DATA FOR PROCESSING:
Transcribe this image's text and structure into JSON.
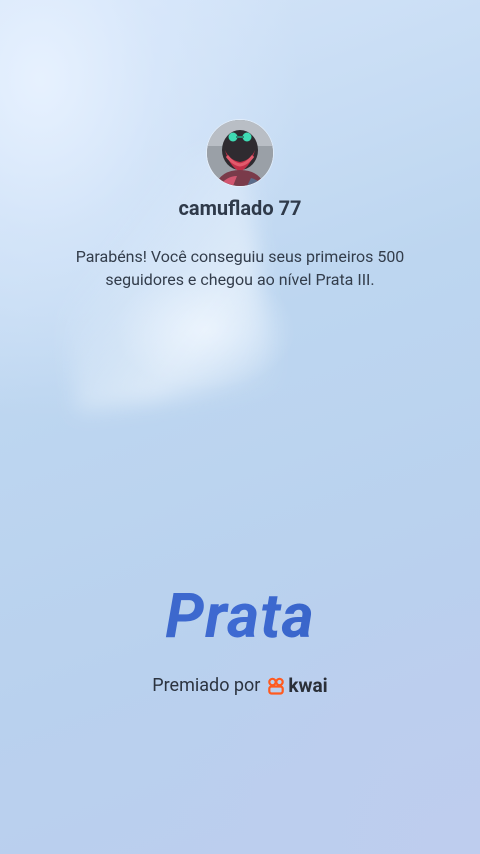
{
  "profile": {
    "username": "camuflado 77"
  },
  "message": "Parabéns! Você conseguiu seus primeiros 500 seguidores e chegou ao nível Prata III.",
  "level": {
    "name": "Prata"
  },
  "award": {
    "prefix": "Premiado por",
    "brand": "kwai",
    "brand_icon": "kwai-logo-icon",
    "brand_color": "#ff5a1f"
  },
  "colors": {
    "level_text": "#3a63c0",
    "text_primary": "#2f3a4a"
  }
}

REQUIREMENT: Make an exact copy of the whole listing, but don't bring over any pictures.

SOLUTION TO THE EXERCISE:
Transcribe this image's text and structure into JSON.
{
  "profile": {
    "username": "camuflado 77"
  },
  "message": "Parabéns! Você conseguiu seus primeiros 500 seguidores e chegou ao nível Prata III.",
  "level": {
    "name": "Prata"
  },
  "award": {
    "prefix": "Premiado por",
    "brand": "kwai",
    "brand_icon": "kwai-logo-icon",
    "brand_color": "#ff5a1f"
  },
  "colors": {
    "level_text": "#3a63c0",
    "text_primary": "#2f3a4a"
  }
}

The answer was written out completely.